* What you will do
The entries below should be given again exactly, minus their pictures.

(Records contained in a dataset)
==*==
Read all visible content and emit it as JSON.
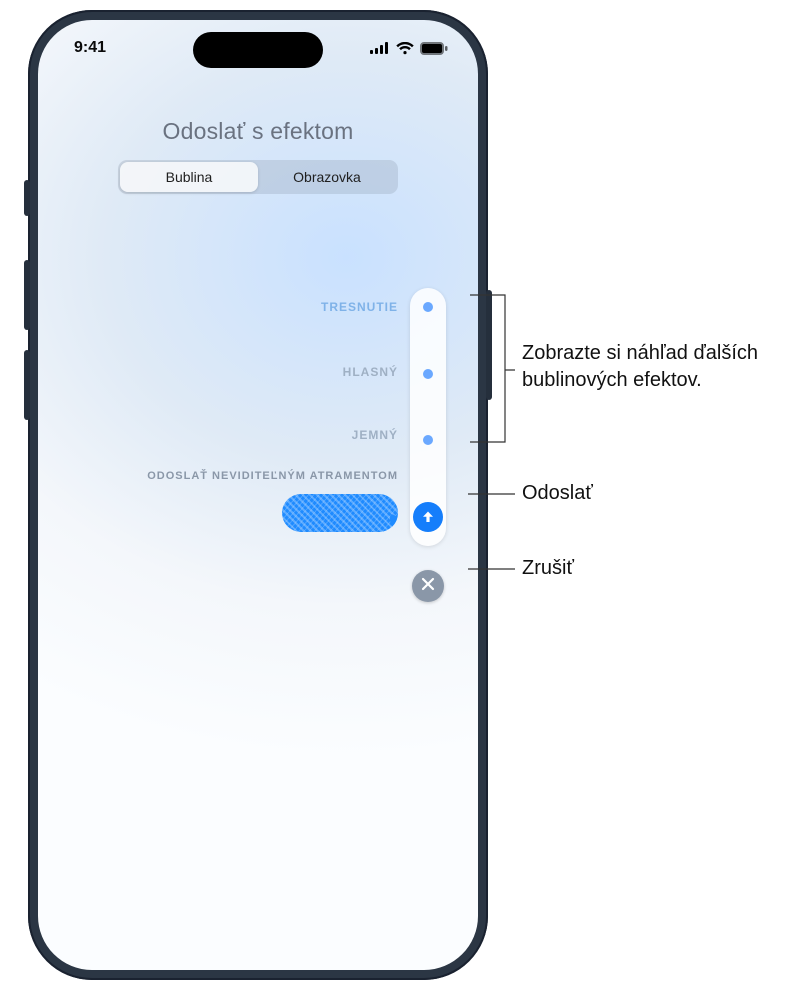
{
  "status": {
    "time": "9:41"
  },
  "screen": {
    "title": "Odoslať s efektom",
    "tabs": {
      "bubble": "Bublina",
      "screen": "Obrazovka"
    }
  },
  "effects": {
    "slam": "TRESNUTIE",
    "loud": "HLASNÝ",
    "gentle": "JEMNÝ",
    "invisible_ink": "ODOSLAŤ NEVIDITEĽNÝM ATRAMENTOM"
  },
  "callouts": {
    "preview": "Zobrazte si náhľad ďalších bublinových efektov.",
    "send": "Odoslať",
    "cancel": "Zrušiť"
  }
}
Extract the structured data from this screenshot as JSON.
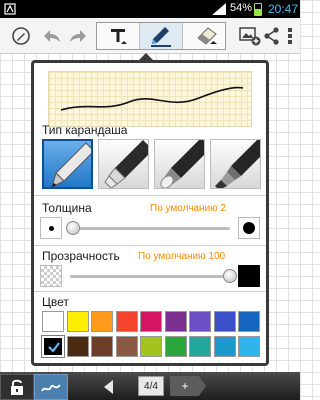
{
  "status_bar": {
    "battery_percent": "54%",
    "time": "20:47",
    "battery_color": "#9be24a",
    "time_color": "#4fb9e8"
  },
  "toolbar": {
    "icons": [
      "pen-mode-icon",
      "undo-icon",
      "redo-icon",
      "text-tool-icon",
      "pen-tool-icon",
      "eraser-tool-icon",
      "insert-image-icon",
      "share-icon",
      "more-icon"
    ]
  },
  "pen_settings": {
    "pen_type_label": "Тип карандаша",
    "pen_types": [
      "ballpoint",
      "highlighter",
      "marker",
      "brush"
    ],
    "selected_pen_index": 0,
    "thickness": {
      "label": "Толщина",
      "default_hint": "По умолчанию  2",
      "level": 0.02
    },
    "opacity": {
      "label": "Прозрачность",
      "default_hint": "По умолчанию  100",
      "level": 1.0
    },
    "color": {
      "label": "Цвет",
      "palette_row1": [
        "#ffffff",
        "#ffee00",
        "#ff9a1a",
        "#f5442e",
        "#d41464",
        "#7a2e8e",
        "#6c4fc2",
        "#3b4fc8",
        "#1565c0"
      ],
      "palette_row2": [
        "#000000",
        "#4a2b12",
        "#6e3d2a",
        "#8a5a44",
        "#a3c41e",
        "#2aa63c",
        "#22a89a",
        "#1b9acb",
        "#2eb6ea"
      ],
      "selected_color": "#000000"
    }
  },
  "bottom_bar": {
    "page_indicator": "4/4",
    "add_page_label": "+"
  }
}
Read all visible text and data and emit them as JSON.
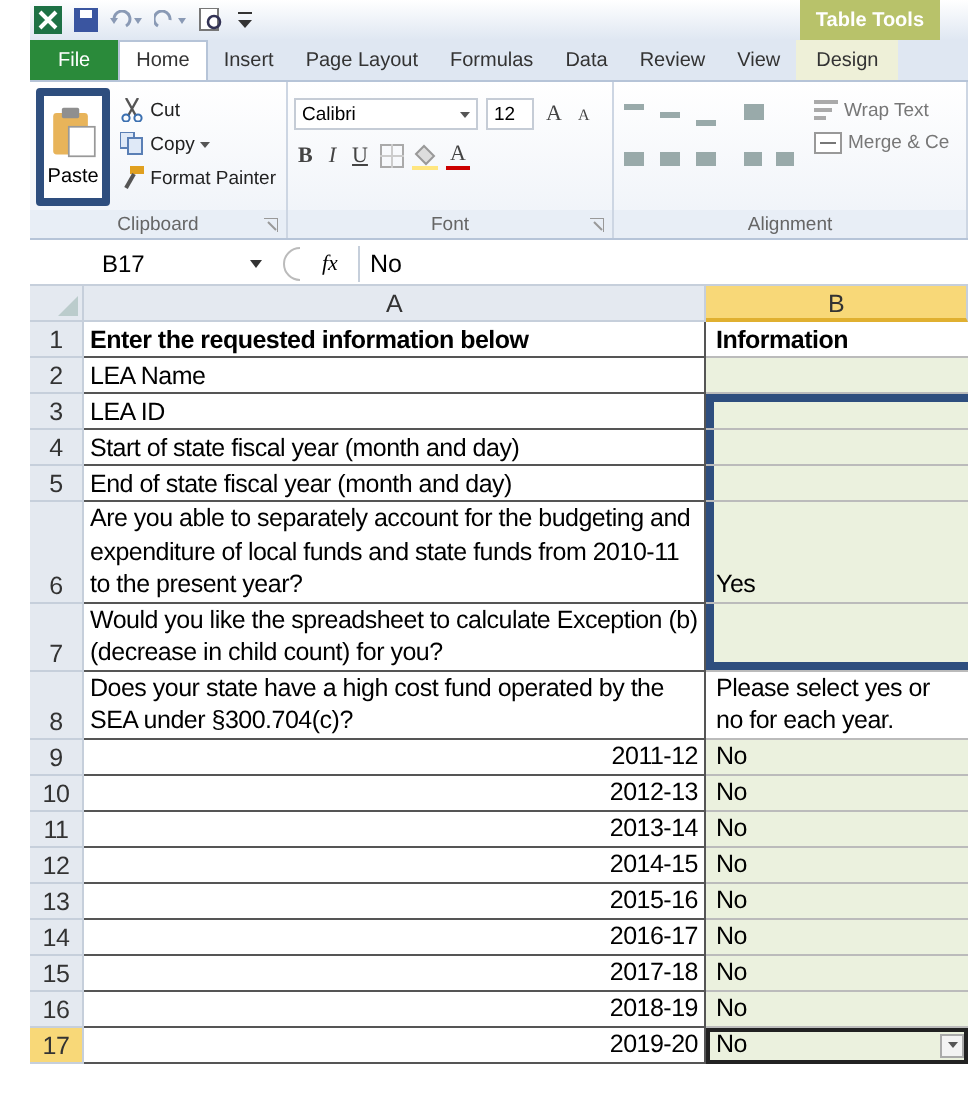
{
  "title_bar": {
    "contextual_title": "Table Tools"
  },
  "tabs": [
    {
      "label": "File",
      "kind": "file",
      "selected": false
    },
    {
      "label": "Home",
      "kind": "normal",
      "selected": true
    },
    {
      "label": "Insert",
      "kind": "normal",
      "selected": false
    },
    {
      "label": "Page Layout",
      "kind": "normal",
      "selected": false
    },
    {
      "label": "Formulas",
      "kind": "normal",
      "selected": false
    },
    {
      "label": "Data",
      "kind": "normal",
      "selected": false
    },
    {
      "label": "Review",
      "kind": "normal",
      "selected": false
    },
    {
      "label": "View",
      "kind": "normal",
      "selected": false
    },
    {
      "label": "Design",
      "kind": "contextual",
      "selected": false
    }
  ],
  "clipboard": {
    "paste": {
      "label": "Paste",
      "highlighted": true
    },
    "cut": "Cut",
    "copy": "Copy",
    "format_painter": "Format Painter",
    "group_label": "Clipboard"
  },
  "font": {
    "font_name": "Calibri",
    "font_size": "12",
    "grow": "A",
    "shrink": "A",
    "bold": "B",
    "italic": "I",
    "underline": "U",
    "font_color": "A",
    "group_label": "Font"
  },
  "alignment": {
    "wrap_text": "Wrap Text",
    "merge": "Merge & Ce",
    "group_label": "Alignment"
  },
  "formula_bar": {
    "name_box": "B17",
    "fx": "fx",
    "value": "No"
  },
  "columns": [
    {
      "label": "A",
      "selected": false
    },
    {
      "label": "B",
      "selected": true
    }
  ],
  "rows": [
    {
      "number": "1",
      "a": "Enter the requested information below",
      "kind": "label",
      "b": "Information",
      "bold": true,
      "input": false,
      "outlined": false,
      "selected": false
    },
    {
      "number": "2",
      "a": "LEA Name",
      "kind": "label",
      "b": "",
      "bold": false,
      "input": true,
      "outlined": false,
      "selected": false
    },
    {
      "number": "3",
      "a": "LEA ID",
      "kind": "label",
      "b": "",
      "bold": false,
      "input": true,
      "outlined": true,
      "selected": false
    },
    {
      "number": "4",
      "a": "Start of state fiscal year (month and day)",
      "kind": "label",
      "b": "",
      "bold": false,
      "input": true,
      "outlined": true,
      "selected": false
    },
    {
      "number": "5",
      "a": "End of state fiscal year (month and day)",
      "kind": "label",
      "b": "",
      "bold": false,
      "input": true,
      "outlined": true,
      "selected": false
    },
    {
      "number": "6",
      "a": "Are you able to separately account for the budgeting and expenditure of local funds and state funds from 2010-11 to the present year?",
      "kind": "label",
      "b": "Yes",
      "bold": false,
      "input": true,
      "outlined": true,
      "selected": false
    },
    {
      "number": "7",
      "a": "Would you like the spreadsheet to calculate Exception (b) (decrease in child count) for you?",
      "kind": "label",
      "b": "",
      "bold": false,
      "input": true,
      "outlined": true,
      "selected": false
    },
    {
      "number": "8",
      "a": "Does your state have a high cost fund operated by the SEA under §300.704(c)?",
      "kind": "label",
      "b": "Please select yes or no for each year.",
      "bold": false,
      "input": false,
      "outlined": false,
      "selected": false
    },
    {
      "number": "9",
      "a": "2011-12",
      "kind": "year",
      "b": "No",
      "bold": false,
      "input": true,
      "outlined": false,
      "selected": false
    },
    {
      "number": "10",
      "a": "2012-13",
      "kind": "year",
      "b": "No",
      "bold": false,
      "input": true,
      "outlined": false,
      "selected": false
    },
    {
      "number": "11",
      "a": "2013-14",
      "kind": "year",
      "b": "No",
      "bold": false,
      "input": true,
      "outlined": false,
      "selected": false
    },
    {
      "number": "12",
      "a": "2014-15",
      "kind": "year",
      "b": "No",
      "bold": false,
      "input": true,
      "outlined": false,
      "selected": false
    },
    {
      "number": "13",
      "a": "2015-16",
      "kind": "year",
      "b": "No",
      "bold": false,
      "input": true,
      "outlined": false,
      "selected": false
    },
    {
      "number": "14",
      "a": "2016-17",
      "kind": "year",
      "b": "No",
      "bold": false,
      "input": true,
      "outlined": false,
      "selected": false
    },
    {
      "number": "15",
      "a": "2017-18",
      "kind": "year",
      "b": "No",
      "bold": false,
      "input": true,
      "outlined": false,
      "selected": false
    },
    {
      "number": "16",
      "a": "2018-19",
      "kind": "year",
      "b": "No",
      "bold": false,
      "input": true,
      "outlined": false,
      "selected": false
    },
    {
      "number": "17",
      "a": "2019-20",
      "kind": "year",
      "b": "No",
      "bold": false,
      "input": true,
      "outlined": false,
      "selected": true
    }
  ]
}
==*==
* Answer to this problem
Read all visible content and emit it as JSON.
{
  "status": {
    "time": "9:41"
  },
  "screen": {
    "title": "Odoslať s efektom",
    "tabs": {
      "bubble": "Bublina",
      "screen": "Obrazovka"
    }
  },
  "effects": {
    "slam": "TRESNUTIE",
    "loud": "HLASNÝ",
    "gentle": "JEMNÝ",
    "invisible_ink": "ODOSLAŤ NEVIDITEĽNÝM ATRAMENTOM"
  },
  "callouts": {
    "preview": "Zobrazte si náhľad ďalších bublinových efektov.",
    "send": "Odoslať",
    "cancel": "Zrušiť"
  }
}
Extract the structured data from this screenshot as JSON.
{
  "status_bar": {
    "battery_percent": "54%",
    "time": "20:47",
    "battery_color": "#9be24a",
    "time_color": "#4fb9e8"
  },
  "toolbar": {
    "icons": [
      "pen-mode-icon",
      "undo-icon",
      "redo-icon",
      "text-tool-icon",
      "pen-tool-icon",
      "eraser-tool-icon",
      "insert-image-icon",
      "share-icon",
      "more-icon"
    ]
  },
  "pen_settings": {
    "pen_type_label": "Тип карандаша",
    "pen_types": [
      "ballpoint",
      "highlighter",
      "marker",
      "brush"
    ],
    "selected_pen_index": 0,
    "thickness": {
      "label": "Толщина",
      "default_hint": "По умолчанию  2",
      "level": 0.02
    },
    "opacity": {
      "label": "Прозрачность",
      "default_hint": "По умолчанию  100",
      "level": 1.0
    },
    "color": {
      "label": "Цвет",
      "palette_row1": [
        "#ffffff",
        "#ffee00",
        "#ff9a1a",
        "#f5442e",
        "#d41464",
        "#7a2e8e",
        "#6c4fc2",
        "#3b4fc8",
        "#1565c0"
      ],
      "palette_row2": [
        "#000000",
        "#4a2b12",
        "#6e3d2a",
        "#8a5a44",
        "#a3c41e",
        "#2aa63c",
        "#22a89a",
        "#1b9acb",
        "#2eb6ea"
      ],
      "selected_color": "#000000"
    }
  },
  "bottom_bar": {
    "page_indicator": "4/4",
    "add_page_label": "+"
  }
}
Read all visible text and data and emit them as JSON.
{
  "title_bar": {
    "contextual_title": "Table Tools"
  },
  "tabs": [
    {
      "label": "File",
      "kind": "file",
      "selected": false
    },
    {
      "label": "Home",
      "kind": "normal",
      "selected": true
    },
    {
      "label": "Insert",
      "kind": "normal",
      "selected": false
    },
    {
      "label": "Page Layout",
      "kind": "normal",
      "selected": false
    },
    {
      "label": "Formulas",
      "kind": "normal",
      "selected": false
    },
    {
      "label": "Data",
      "kind": "normal",
      "selected": false
    },
    {
      "label": "Review",
      "kind": "normal",
      "selected": false
    },
    {
      "label": "View",
      "kind": "normal",
      "selected": false
    },
    {
      "label": "Design",
      "kind": "contextual",
      "selected": false
    }
  ],
  "clipboard": {
    "paste": {
      "label": "Paste",
      "highlighted": true
    },
    "cut": "Cut",
    "copy": "Copy",
    "format_painter": "Format Painter",
    "group_label": "Clipboard"
  },
  "font": {
    "font_name": "Calibri",
    "font_size": "12",
    "grow": "A",
    "shrink": "A",
    "bold": "B",
    "italic": "I",
    "underline": "U",
    "font_color": "A",
    "group_label": "Font"
  },
  "alignment": {
    "wrap_text": "Wrap Text",
    "merge": "Merge & Ce",
    "group_label": "Alignment"
  },
  "formula_bar": {
    "name_box": "B17",
    "fx": "fx",
    "value": "No"
  },
  "columns": [
    {
      "label": "A",
      "selected": false
    },
    {
      "label": "B",
      "selected": true
    }
  ],
  "rows": [
    {
      "number": "1",
      "a": "Enter the requested information below",
      "kind": "label",
      "b": "Information",
      "bold": true,
      "input": false,
      "outlined": false,
      "selected": false
    },
    {
      "number": "2",
      "a": "LEA Name",
      "kind": "label",
      "b": "",
      "bold": false,
      "input": true,
      "outlined": false,
      "selected": false
    },
    {
      "number": "3",
      "a": "LEA ID",
      "kind": "label",
      "b": "",
      "bold": false,
      "input": true,
      "outlined": true,
      "selected": false
    },
    {
      "number": "4",
      "a": "Start of state fiscal year (month and day)",
      "kind": "label",
      "b": "",
      "bold": false,
      "input": true,
      "outlined": true,
      "selected": false
    },
    {
      "number": "5",
      "a": "End of state fiscal year (month and day)",
      "kind": "label",
      "b": "",
      "bold": false,
      "input": true,
      "outlined": true,
      "selected": false
    },
    {
      "number": "6",
      "a": "Are you able to separately account for the budgeting and expenditure of local funds and state funds from 2010-11 to the present year?",
      "kind": "label",
      "b": "Yes",
      "bold": false,
      "input": true,
      "outlined": true,
      "selected": false
    },
    {
      "number": "7",
      "a": "Would you like the spreadsheet to calculate Exception (b) (decrease in child count) for you?",
      "kind": "label",
      "b": "",
      "bold": false,
      "input": true,
      "outlined": true,
      "selected": false
    },
    {
      "number": "8",
      "a": "Does your state have a high cost fund operated by the SEA under §300.704(c)?",
      "kind": "label",
      "b": "Please select yes or no for each year.",
      "bold": false,
      "input": false,
      "outlined": false,
      "selected": false
    },
    {
      "number": "9",
      "a": "2011-12",
      "kind": "year",
      "b": "No",
      "bold": false,
      "input": true,
      "outlined": false,
      "selected": false
    },
    {
      "number": "10",
      "a": "2012-13",
      "kind": "year",
      "b": "No",
      "bold": false,
      "input": true,
      "outlined": false,
      "selected": false
    },
    {
      "number": "11",
      "a": "2013-14",
      "kind": "year",
      "b": "No",
      "bold": false,
      "input": true,
      "outlined": false,
      "selected": false
    },
    {
      "number": "12",
      "a": "2014-15",
      "kind": "year",
      "b": "No",
      "bold": false,
      "input": true,
      "outlined": false,
      "selected": false
    },
    {
      "number": "13",
      "a": "2015-16",
      "kind": "year",
      "b": "No",
      "bold": false,
      "input": true,
      "outlined": false,
      "selected": false
    },
    {
      "number": "14",
      "a": "2016-17",
      "kind": "year",
      "b": "No",
      "bold": false,
      "input": true,
      "outlined": false,
      "selected": false
    },
    {
      "number": "15",
      "a": "2017-18",
      "kind": "year",
      "b": "No",
      "bold": false,
      "input": true,
      "outlined": false,
      "selected": false
    },
    {
      "number": "16",
      "a": "2018-19",
      "kind": "year",
      "b": "No",
      "bold": false,
      "input": true,
      "outlined": false,
      "selected": false
    },
    {
      "number": "17",
      "a": "2019-20",
      "kind": "year",
      "b": "No",
      "bold": false,
      "input": true,
      "outlined": false,
      "selected": true
    }
  ]
}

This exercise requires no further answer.